» **EXERCISE PROMPT**
Write out the records in full, exactly as given, but without the images.

::::::::::

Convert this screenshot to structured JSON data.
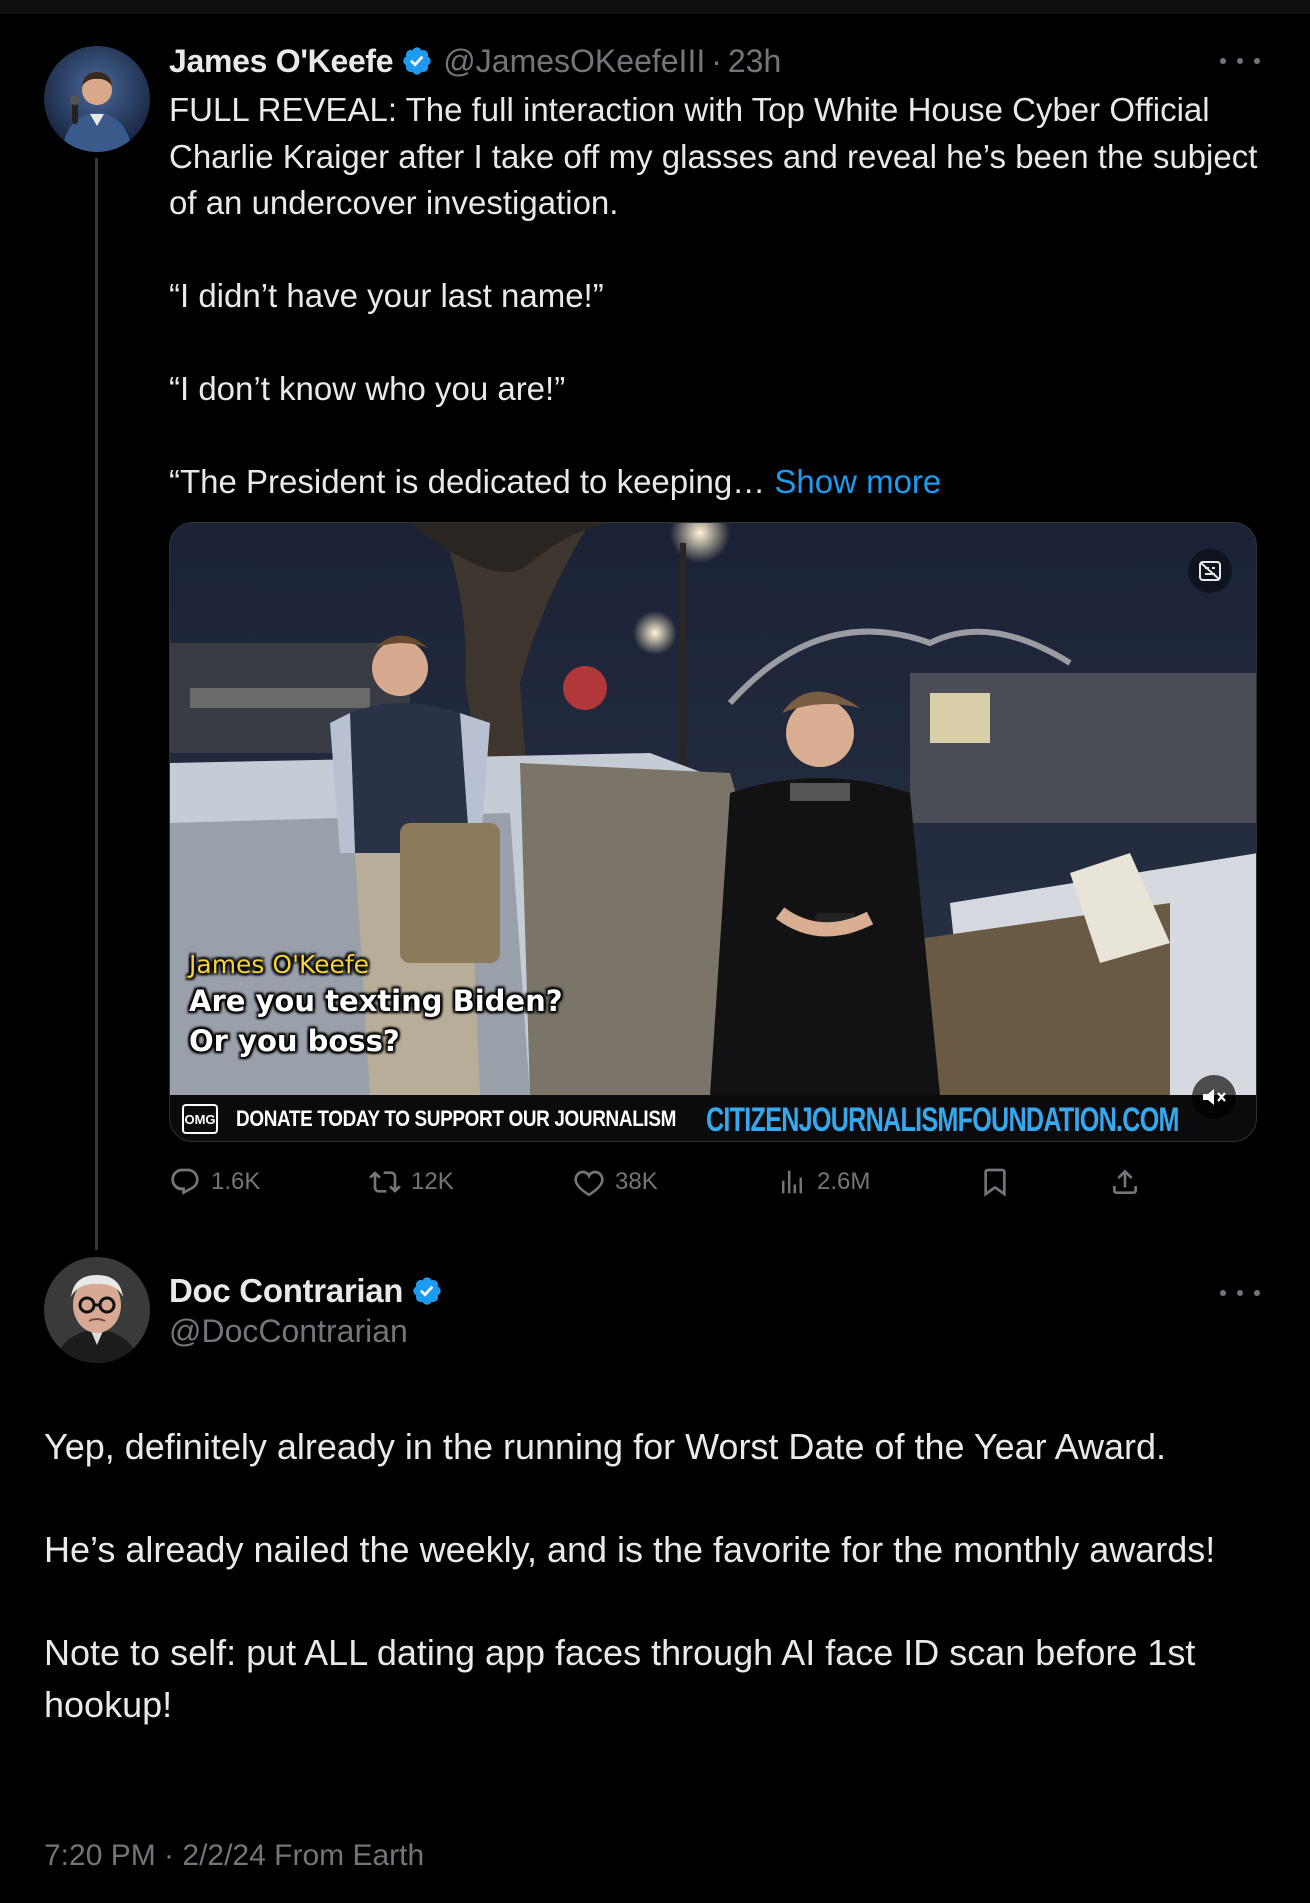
{
  "quoted_tweet": {
    "author_name": "James O'Keefe",
    "handle": "@JamesOKeefeIII",
    "time": "23h",
    "separator": "·",
    "text_lines": [
      "FULL REVEAL: The full interaction with Top White House Cyber Official Charlie Kraiger after I take off my glasses and reveal he’s been the subject of an undercover investigation.",
      "“I didn’t have your last name!”",
      "“I don’t know who you are!”",
      "“The President is dedicated to keeping…"
    ],
    "show_more_label": "Show more",
    "video": {
      "caption_speaker": "James O'Keefe",
      "caption_line_1": "Are you texting Biden?",
      "caption_line_2": "Or you boss?",
      "banner_logo": "OMG",
      "banner_text": "DONATE TODAY TO SUPPORT OUR JOURNALISM",
      "banner_site": "CITIZENJOURNALISMFOUNDATION.COM"
    },
    "stats": {
      "replies": "1.6K",
      "reposts": "12K",
      "likes": "38K",
      "views": "2.6M"
    }
  },
  "main_tweet": {
    "author_name": "Doc Contrarian",
    "handle": "@DocContrarian",
    "paragraphs": [
      "Yep, definitely already in the running for Worst Date of the Year Award.",
      "He’s already nailed the weekly, and is the favorite for the monthly awards!",
      "Note to self: put ALL dating app faces through AI face ID scan before 1st hookup!"
    ],
    "meta": "7:20 PM · 2/2/24 From Earth"
  },
  "colors": {
    "background": "#000000",
    "text": "#e7e9ea",
    "muted": "#71767b",
    "accent": "#1d9bf0",
    "banner_site": "#35a8ee",
    "caption_speaker": "#f5d33c"
  },
  "icons": {
    "verified": "verified-badge-icon",
    "more": "more-horizontal-icon",
    "reply": "reply-icon",
    "repost": "repost-icon",
    "like": "heart-icon",
    "views": "views-chart-icon",
    "bookmark": "bookmark-icon",
    "share": "share-icon",
    "mute": "mute-icon",
    "captions": "captions-icon"
  }
}
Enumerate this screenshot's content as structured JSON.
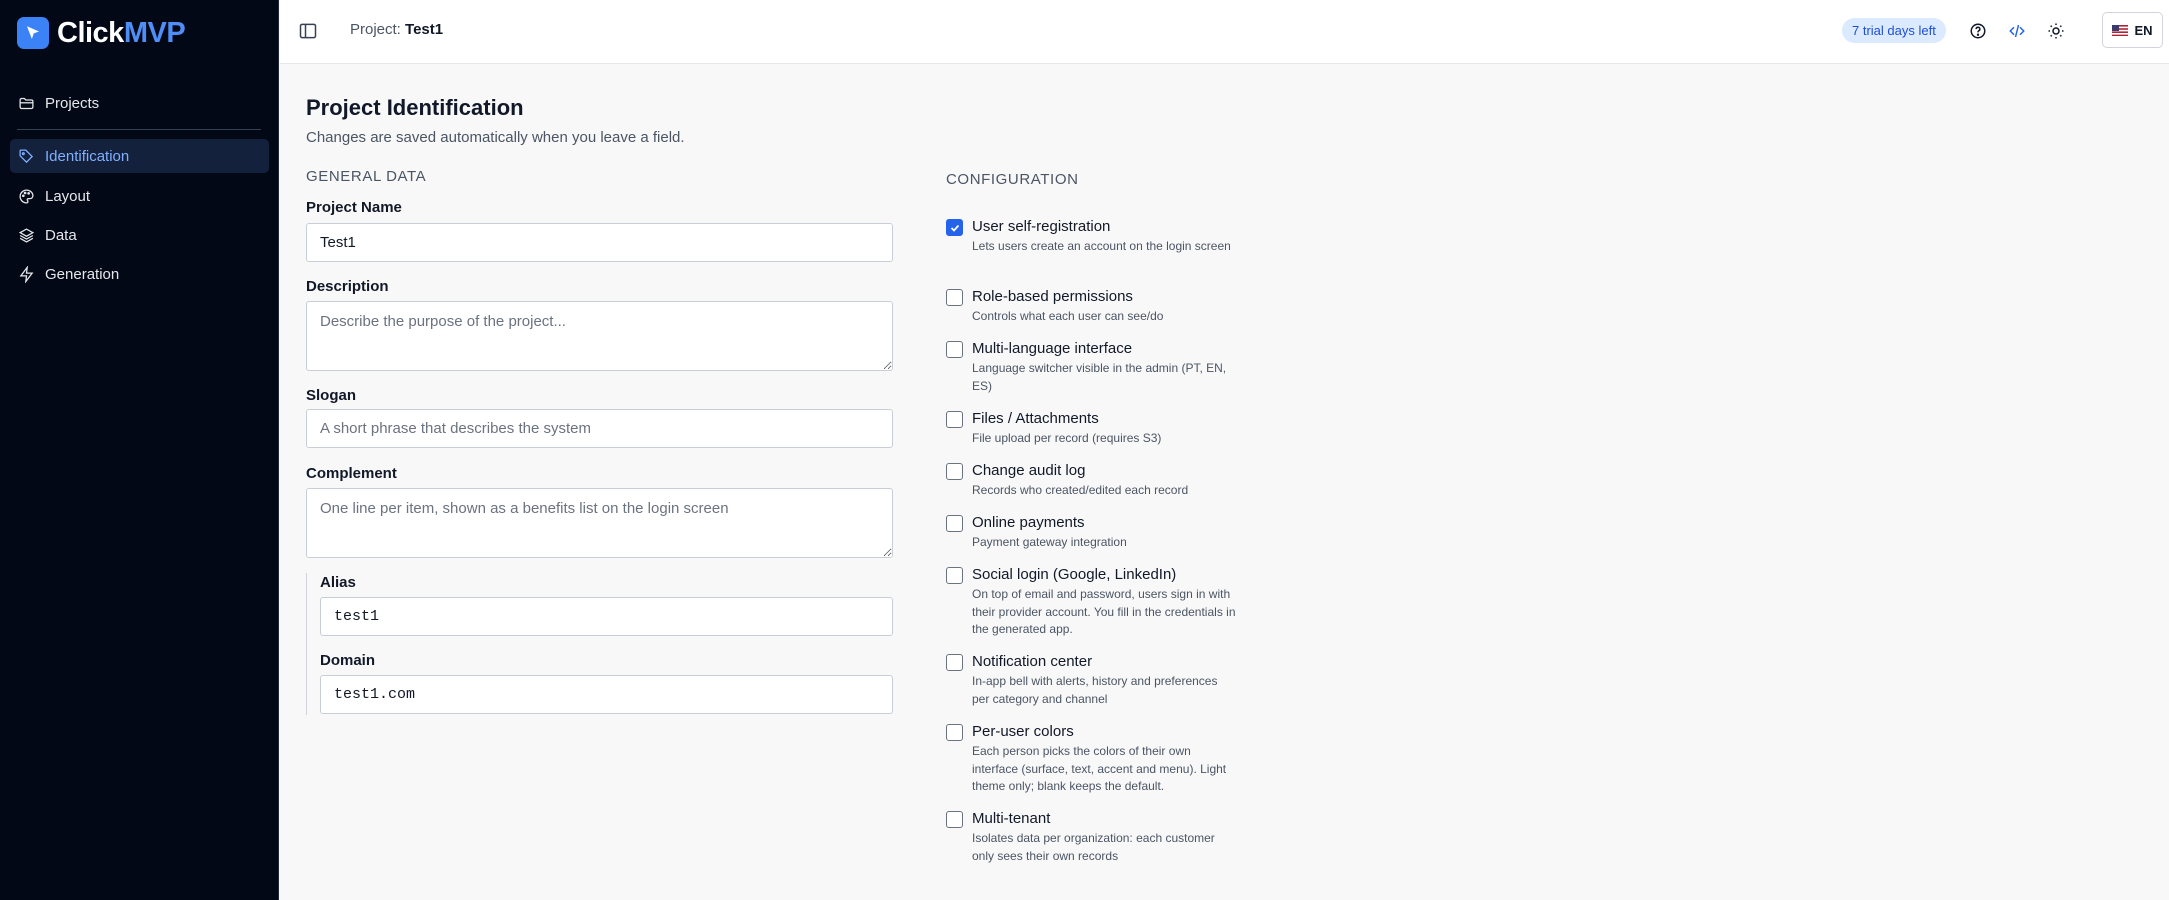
{
  "app": {
    "logo_part1": "Click",
    "logo_part2": "MVP"
  },
  "sidebar": {
    "items": [
      {
        "label": "Projects",
        "icon": "folder-icon"
      },
      {
        "label": "Identification",
        "icon": "tag-icon"
      },
      {
        "label": "Layout",
        "icon": "palette-icon"
      },
      {
        "label": "Data",
        "icon": "layers-icon"
      },
      {
        "label": "Generation",
        "icon": "zap-icon"
      }
    ],
    "active": "Identification"
  },
  "topbar": {
    "project_prefix": "Project:",
    "project_name": "Test1",
    "trial_badge": "7 trial days left",
    "language": "EN"
  },
  "page": {
    "title": "Project Identification",
    "subtitle": "Changes are saved automatically when you leave a field."
  },
  "general": {
    "section_title": "GENERAL DATA",
    "project_name_label": "Project Name",
    "project_name_value": "Test1",
    "description_label": "Description",
    "description_placeholder": "Describe the purpose of the project...",
    "slogan_label": "Slogan",
    "slogan_placeholder": "A short phrase that describes the system",
    "complement_label": "Complement",
    "complement_placeholder": "One line per item, shown as a benefits list on the login screen",
    "alias_label": "Alias",
    "alias_value": "test1",
    "domain_label": "Domain",
    "domain_value": "test1.com"
  },
  "configuration": {
    "section_title": "CONFIGURATION",
    "options": [
      {
        "title": "User self-registration",
        "desc": "Lets users create an account on the login screen",
        "checked": true
      },
      {
        "title": "Role-based permissions",
        "desc": "Controls what each user can see/do",
        "checked": false
      },
      {
        "title": "Multi-language interface",
        "desc": "Language switcher visible in the admin (PT, EN, ES)",
        "checked": false
      },
      {
        "title": "Files / Attachments",
        "desc": "File upload per record (requires S3)",
        "checked": false
      },
      {
        "title": "Change audit log",
        "desc": "Records who created/edited each record",
        "checked": false
      },
      {
        "title": "Online payments",
        "desc": "Payment gateway integration",
        "checked": false
      },
      {
        "title": "Social login (Google, LinkedIn)",
        "desc": "On top of email and password, users sign in with their provider account. You fill in the credentials in the generated app.",
        "checked": false
      },
      {
        "title": "Notification center",
        "desc": "In-app bell with alerts, history and preferences per category and channel",
        "checked": false
      },
      {
        "title": "Per-user colors",
        "desc": "Each person picks the colors of their own interface (surface, text, accent and menu). Light theme only; blank keeps the default.",
        "checked": false
      },
      {
        "title": "Multi-tenant",
        "desc": "Isolates data per organization: each customer only sees their own records",
        "checked": false
      }
    ]
  },
  "colors": {
    "sidebar_bg": "#030816",
    "accent": "#3b82f6",
    "active_nav_bg": "#14213d",
    "trial_badge_bg": "#dbeafe"
  }
}
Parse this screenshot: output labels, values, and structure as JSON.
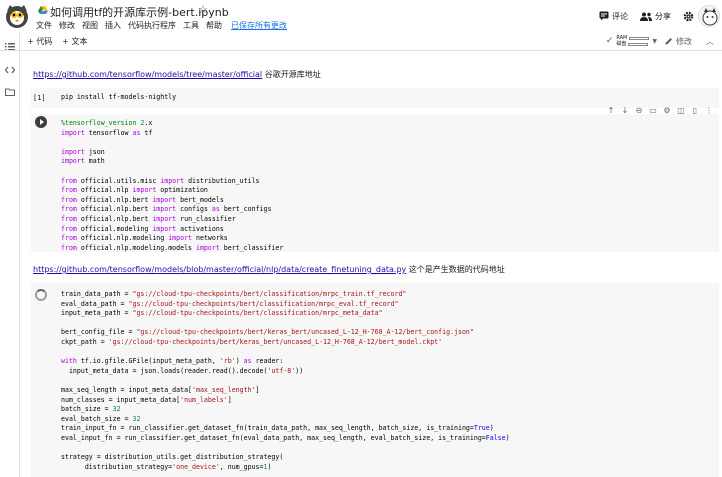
{
  "header": {
    "title": "如何调用tf的开源库示例-bert.ipynb",
    "menu": [
      "文件",
      "修改",
      "视图",
      "插入",
      "代码执行程序",
      "工具",
      "帮助"
    ],
    "saved_status": "已保存所有更改",
    "comment_label": "评论",
    "share_label": "分享"
  },
  "toolbar": {
    "add_code": "+ 代码",
    "add_text": "+ 文本",
    "ram_label": "RAM",
    "disk_label": "磁盘",
    "edit_label": "修改"
  },
  "cells": {
    "text1": {
      "link": "https://github.com/tensorflow/models/tree/master/official",
      "suffix": " 谷歌开源库地址"
    },
    "cell1": {
      "exec": "[1]",
      "code": "pip install tf-models-nightly"
    },
    "text2": {
      "link": "https://github.com/tensorflow/models/blob/master/official/nlp/data/create_finetuning_data.py",
      "suffix": " 这个是产生数据的代码地址"
    }
  },
  "colors": {
    "link": "#1a0dab",
    "keyword": "#af00db",
    "string": "#a31515",
    "magic": "#008000",
    "saved": "#1a73e8"
  }
}
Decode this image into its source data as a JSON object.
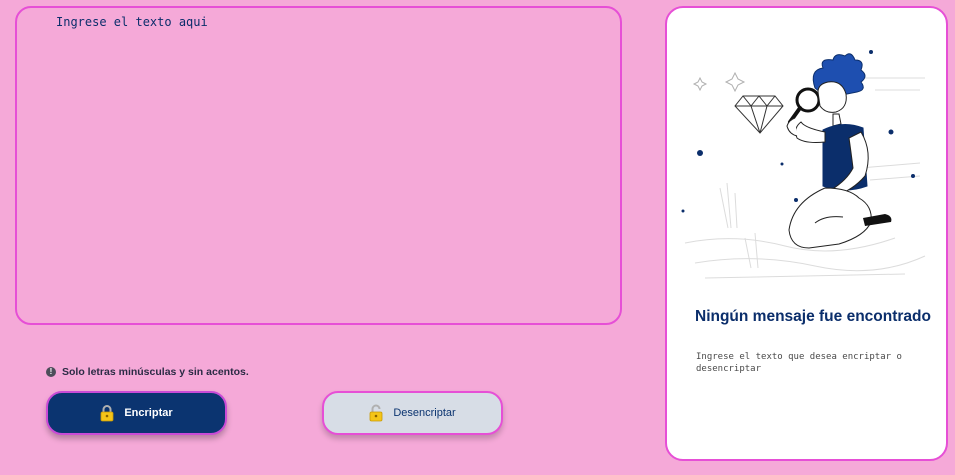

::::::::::

» **RESPONSE BELOW**
Convert this screenshot to structured JSON data.
{
  "quoted_tweet": {
    "author_name": "James O'Keefe",
    "handle": "@JamesOKeefeIII",
    "time": "23h",
    "separator": "·",
    "text_lines": [
      "FULL REVEAL: The full interaction with Top White House Cyber Official Charlie Kraiger after I take off my glasses and reveal he’s been the subject of an undercover investigation.",
      "“I didn’t have your last name!”",
      "“I don’t know who you are!”",
      "“The President is dedicated to keeping…"
    ],
    "show_more_label": "Show more",
    "video": {
      "caption_speaker": "James O'Keefe",
      "caption_line_1": "Are you texting Biden?",
      "caption_line_2": "Or you boss?",
      "banner_logo": "OMG",
      "banner_text": "DONATE TODAY TO SUPPORT OUR JOURNALISM",
      "banner_site": "CITIZENJOURNALISMFOUNDATION.COM"
    },
    "stats": {
      "replies": "1.6K",
      "reposts": "12K",
      "likes": "38K",
      "views": "2.6M"
    }
  },
  "main_tweet": {
    "author_name": "Doc Contrarian",
    "handle": "@DocContrarian",
    "paragraphs": [
      "Yep, definitely already in the running for Worst Date of the Year Award.",
      "He’s already nailed the weekly, and is the favorite for the monthly awards!",
      "Note to self: put ALL dating app faces through AI face ID scan before 1st hookup!"
    ],
    "meta": "7:20 PM · 2/2/24 From Earth"
  },
  "colors": {
    "background": "#000000",
    "text": "#e7e9ea",
    "muted": "#71767b",
    "accent": "#1d9bf0",
    "banner_site": "#35a8ee",
    "caption_speaker": "#f5d33c"
  },
  "icons": {
    "verified": "verified-badge-icon",
    "more": "more-horizontal-icon",
    "reply": "reply-icon",
    "repost": "repost-icon",
    "like": "heart-icon",
    "views": "views-chart-icon",
    "bookmark": "bookmark-icon",
    "share": "share-icon",
    "mute": "mute-icon",
    "captions": "captions-icon"
  }
}
Enumerate this screenshot's content as structured JSON.
{
  "app": {
    "logo_part1": "Click",
    "logo_part2": "MVP"
  },
  "sidebar": {
    "items": [
      {
        "label": "Projects",
        "icon": "folder-icon"
      },
      {
        "label": "Identification",
        "icon": "tag-icon"
      },
      {
        "label": "Layout",
        "icon": "palette-icon"
      },
      {
        "label": "Data",
        "icon": "layers-icon"
      },
      {
        "label": "Generation",
        "icon": "zap-icon"
      }
    ],
    "active": "Identification"
  },
  "topbar": {
    "project_prefix": "Project:",
    "project_name": "Test1",
    "trial_badge": "7 trial days left",
    "language": "EN"
  },
  "page": {
    "title": "Project Identification",
    "subtitle": "Changes are saved automatically when you leave a field."
  },
  "general": {
    "section_title": "GENERAL DATA",
    "project_name_label": "Project Name",
    "project_name_value": "Test1",
    "description_label": "Description",
    "description_placeholder": "Describe the purpose of the project...",
    "slogan_label": "Slogan",
    "slogan_placeholder": "A short phrase that describes the system",
    "complement_label": "Complement",
    "complement_placeholder": "One line per item, shown as a benefits list on the login screen",
    "alias_label": "Alias",
    "alias_value": "test1",
    "domain_label": "Domain",
    "domain_value": "test1.com"
  },
  "configuration": {
    "section_title": "CONFIGURATION",
    "options": [
      {
        "title": "User self-registration",
        "desc": "Lets users create an account on the login screen",
        "checked": true
      },
      {
        "title": "Role-based permissions",
        "desc": "Controls what each user can see/do",
        "checked": false
      },
      {
        "title": "Multi-language interface",
        "desc": "Language switcher visible in the admin (PT, EN, ES)",
        "checked": false
      },
      {
        "title": "Files / Attachments",
        "desc": "File upload per record (requires S3)",
        "checked": false
      },
      {
        "title": "Change audit log",
        "desc": "Records who created/edited each record",
        "checked": false
      },
      {
        "title": "Online payments",
        "desc": "Payment gateway integration",
        "checked": false
      },
      {
        "title": "Social login (Google, LinkedIn)",
        "desc": "On top of email and password, users sign in with their provider account. You fill in the credentials in the generated app.",
        "checked": false
      },
      {
        "title": "Notification center",
        "desc": "In-app bell with alerts, history and preferences per category and channel",
        "checked": false
      },
      {
        "title": "Per-user colors",
        "desc": "Each person picks the colors of their own interface (surface, text, accent and menu). Light theme only; blank keeps the default.",
        "checked": false
      },
      {
        "title": "Multi-tenant",
        "desc": "Isolates data per organization: each customer only sees their own records",
        "checked": false
      }
    ]
  },
  "colors": {
    "sidebar_bg": "#030816",
    "accent": "#3b82f6",
    "active_nav_bg": "#14213d",
    "trial_badge_bg": "#dbeafe"
  }
}
Parse this screenshot: output labels, values, and structure as JSON.
{
  "header": {
    "title": "如何调用tf的开源库示例-bert.ipynb",
    "menu": [
      "文件",
      "修改",
      "视图",
      "插入",
      "代码执行程序",
      "工具",
      "帮助"
    ],
    "saved_status": "已保存所有更改",
    "comment_label": "评论",
    "share_label": "分享"
  },
  "toolbar": {
    "add_code": "+ 代码",
    "add_text": "+ 文本",
    "ram_label": "RAM",
    "disk_label": "磁盘",
    "edit_label": "修改"
  },
  "cells": {
    "text1": {
      "link": "https://github.com/tensorflow/models/tree/master/official",
      "suffix": " 谷歌开源库地址"
    },
    "cell1": {
      "exec": "[1]",
      "code": "pip install tf-models-nightly"
    },
    "text2": {
      "link": "https://github.com/tensorflow/models/blob/master/official/nlp/data/create_finetuning_data.py",
      "suffix": " 这个是产生数据的代码地址"
    }
  },
  "colors": {
    "link": "#1a0dab",
    "keyword": "#af00db",
    "string": "#a31515",
    "magic": "#008000",
    "saved": "#1a73e8"
  }
}
Decode this image into its source data as a JSON object.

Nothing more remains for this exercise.